“When HUGO asked me if I wanted to make a collection with them there was no way I could say anything but yes!” she exclaims. “I love that HUGO stands for expressing yourself and being bold, and I especially love how they’re not afraid to be creative and different. HUGO x Bella Poarch feels like a match made in heaven.”
For such a high-profile endeavour, it seems that both HUGO and Bella Poarch approached the capsule from a sense of daring independence. “This was such a free-flowing process and I knew that my collection had to be bold and edgy like my music and personal style,” she adds. Her personal favourite from the capsule, we wonder? “The first and my favourite piece was the bodysuit!”

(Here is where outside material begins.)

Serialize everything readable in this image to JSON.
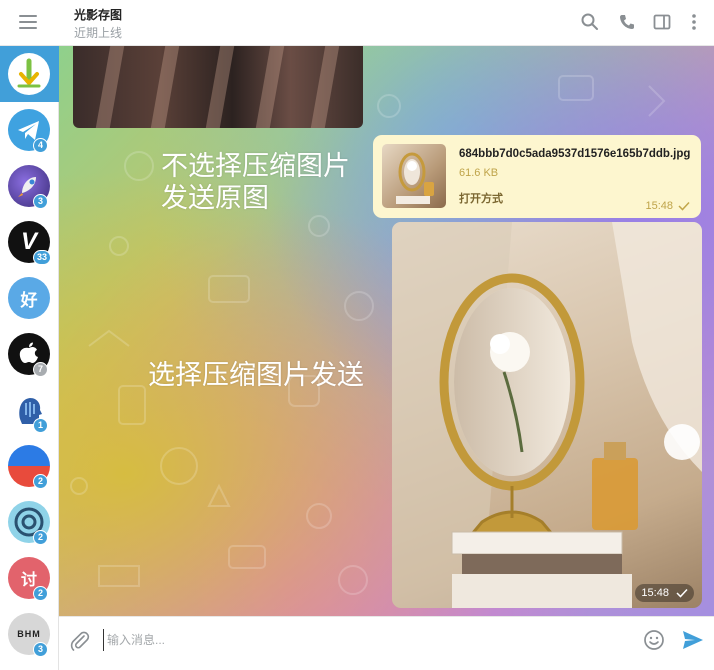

In Bella’s mind, creativity all merges together. A true multi-hyphenate, her work in fashion and visual arts informs her music, while her music acts as an anchor for this new collection. It’s all interwoven; a cyclical relationship. ”This collection was inspired by my EP ‘Dolls’, which is dark, edgy, and empowering. The pieces in the collection can be mixed and matched to fit whatever your sense of style is. The main thing I hope is that whenever someone wears it they feel like the badass they are!”
It all comes back to empowerment. Bella knows what it’s like to lose that spark, to lose sight of your goals – she fought her way back, and hopes her fans can do the same. “Music, fashion, creating content all have the same thing in common, which is why it’s a great way to express yourself,” she says. “I love being able to showcase the different sides of me whether that be through the clothes I design and wear, the music I write, or creating content. It feels surreal to be able to bring these worlds together with this collection!”
Bella Poarch is building her own universe. Fusing together a creative cosmos, she’s now ready for her biggest challenge yet, her debut album. The path hasn’t always been easy, but it’s forever been fulfilling – each achievement takes her closer to her goal. “I’ve never done anything like this before and being able to step out of my comfort zone was so fulfilling. With my new music I’ve also been pushing myself to try different sounds, genres, and work with different people that I haven’t before. Because after this collection I feel like there’s nothing I can’t do!” Pop’s newest renegade, Bella Poarch is spearheading a newgen of digital creatives who refused to be hemmed in. Unpicking the ghosts of the past to chart a radical future, this cross-genre aesthete is ready to speak her truth in glorious technicolour.
Pre-Order your copy of Clash 126 HERE.
Words: Robin Murray
Photography: Joseph Delaney
Fashion: Matt King
Hair & Agent: Nick Rose @ The Wall Group
Make-Up & Agent: Kelly Dawn @ The Wall Group
Creative Direction: Rob Meyers